EXERCISE AIM → Go through the entries below. Copy each line in which "count" appears.
▬▬▬
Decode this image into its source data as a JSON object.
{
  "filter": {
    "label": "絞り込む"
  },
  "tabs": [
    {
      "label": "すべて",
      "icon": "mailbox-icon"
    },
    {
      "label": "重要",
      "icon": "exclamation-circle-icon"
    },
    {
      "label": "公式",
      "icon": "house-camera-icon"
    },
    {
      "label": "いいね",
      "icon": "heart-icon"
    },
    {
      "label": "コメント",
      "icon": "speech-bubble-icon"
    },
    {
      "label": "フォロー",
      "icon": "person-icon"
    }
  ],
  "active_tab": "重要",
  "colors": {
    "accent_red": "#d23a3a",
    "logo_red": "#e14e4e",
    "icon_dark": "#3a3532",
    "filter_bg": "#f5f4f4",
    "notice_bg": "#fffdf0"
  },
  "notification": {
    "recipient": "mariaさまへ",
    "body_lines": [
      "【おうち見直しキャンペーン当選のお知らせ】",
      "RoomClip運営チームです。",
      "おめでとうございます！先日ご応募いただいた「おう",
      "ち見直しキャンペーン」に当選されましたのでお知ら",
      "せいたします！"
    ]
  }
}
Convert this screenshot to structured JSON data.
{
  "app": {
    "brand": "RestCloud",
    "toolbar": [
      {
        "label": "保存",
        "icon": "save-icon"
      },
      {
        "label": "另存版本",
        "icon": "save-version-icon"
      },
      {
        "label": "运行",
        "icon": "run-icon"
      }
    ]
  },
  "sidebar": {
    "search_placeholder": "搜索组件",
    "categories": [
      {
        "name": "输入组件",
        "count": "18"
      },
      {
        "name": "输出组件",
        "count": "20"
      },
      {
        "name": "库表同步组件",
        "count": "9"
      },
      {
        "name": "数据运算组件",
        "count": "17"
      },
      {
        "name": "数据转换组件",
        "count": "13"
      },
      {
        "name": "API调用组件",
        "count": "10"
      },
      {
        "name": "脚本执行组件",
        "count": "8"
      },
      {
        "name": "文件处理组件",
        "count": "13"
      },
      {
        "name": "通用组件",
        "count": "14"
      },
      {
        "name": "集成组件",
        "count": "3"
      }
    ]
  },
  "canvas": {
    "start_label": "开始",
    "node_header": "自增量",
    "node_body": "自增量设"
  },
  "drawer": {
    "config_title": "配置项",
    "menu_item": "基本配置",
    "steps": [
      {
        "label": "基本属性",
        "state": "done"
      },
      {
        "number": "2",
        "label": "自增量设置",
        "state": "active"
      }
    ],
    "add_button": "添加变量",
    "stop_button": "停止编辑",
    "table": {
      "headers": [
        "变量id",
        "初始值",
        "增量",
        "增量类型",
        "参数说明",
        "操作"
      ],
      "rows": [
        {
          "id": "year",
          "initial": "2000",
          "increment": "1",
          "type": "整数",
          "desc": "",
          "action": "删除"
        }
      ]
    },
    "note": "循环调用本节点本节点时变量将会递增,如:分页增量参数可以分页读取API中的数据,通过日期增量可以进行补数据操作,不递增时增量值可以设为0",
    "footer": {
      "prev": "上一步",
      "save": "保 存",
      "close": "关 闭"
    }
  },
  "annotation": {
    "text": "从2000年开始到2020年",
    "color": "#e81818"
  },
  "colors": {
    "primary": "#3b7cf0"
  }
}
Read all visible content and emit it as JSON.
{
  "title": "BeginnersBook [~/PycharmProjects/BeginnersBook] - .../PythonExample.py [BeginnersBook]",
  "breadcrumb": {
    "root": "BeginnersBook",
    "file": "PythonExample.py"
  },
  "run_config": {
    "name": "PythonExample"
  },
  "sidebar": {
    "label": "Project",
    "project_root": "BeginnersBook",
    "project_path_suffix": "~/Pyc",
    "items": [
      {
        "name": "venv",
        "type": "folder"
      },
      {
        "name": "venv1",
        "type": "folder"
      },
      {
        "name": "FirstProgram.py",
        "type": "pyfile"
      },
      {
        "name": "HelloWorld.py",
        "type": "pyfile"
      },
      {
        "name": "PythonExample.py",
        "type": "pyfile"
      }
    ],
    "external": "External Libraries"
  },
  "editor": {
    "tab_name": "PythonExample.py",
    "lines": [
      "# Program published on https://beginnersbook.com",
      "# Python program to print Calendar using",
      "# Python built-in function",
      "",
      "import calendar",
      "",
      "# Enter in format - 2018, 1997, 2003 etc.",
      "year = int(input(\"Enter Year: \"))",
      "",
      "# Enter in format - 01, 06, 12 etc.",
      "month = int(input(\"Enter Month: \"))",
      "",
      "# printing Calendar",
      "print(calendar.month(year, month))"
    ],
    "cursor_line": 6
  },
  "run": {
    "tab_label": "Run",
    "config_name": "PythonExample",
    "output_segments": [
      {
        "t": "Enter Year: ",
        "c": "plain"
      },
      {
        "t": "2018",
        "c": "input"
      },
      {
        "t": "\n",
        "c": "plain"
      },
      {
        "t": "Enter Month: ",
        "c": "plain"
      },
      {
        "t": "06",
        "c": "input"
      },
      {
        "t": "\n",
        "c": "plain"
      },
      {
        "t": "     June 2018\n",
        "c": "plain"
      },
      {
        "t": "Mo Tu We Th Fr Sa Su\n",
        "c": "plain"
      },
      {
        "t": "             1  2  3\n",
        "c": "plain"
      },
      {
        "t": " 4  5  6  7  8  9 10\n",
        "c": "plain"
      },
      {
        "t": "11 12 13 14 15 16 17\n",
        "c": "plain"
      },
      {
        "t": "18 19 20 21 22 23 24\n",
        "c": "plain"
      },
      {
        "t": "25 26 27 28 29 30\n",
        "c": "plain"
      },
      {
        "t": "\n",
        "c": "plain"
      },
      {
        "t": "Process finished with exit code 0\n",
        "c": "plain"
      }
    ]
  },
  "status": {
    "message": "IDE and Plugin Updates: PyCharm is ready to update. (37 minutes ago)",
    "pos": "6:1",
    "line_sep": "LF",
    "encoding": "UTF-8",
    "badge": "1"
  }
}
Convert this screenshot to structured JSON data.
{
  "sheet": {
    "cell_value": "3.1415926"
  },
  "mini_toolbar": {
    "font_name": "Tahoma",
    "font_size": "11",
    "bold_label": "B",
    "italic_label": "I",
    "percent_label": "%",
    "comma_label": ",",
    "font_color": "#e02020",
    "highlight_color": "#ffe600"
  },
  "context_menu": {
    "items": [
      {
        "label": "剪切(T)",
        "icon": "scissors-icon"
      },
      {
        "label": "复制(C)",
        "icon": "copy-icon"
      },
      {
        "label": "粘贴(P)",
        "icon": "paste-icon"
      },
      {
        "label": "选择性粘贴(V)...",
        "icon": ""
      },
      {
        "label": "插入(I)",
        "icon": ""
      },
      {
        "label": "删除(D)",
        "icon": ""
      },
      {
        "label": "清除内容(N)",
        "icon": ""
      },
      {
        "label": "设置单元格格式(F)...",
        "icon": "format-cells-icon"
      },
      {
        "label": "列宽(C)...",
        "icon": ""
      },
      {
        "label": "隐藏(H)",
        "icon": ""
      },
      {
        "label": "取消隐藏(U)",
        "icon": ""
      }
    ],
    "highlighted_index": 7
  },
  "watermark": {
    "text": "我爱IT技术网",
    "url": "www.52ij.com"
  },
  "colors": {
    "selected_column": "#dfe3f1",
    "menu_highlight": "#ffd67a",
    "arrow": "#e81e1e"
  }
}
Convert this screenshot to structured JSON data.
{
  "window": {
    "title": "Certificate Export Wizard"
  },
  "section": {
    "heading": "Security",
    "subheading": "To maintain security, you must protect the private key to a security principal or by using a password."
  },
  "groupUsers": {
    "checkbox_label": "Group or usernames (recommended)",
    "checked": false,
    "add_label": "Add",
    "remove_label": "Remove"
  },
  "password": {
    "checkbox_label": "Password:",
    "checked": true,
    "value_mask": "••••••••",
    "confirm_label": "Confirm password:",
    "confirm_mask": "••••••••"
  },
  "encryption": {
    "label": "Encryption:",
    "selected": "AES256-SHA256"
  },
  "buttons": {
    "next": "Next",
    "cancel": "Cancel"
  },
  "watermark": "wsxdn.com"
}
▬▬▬
YOUR SOLUTION →
        "count": "18"
        "count": "20"
        "count": "9"
        "count": "17"
        "count": "13"
        "count": "10"
        "count": "8"
        "count": "13"
        "count": "14"
        "count": "3"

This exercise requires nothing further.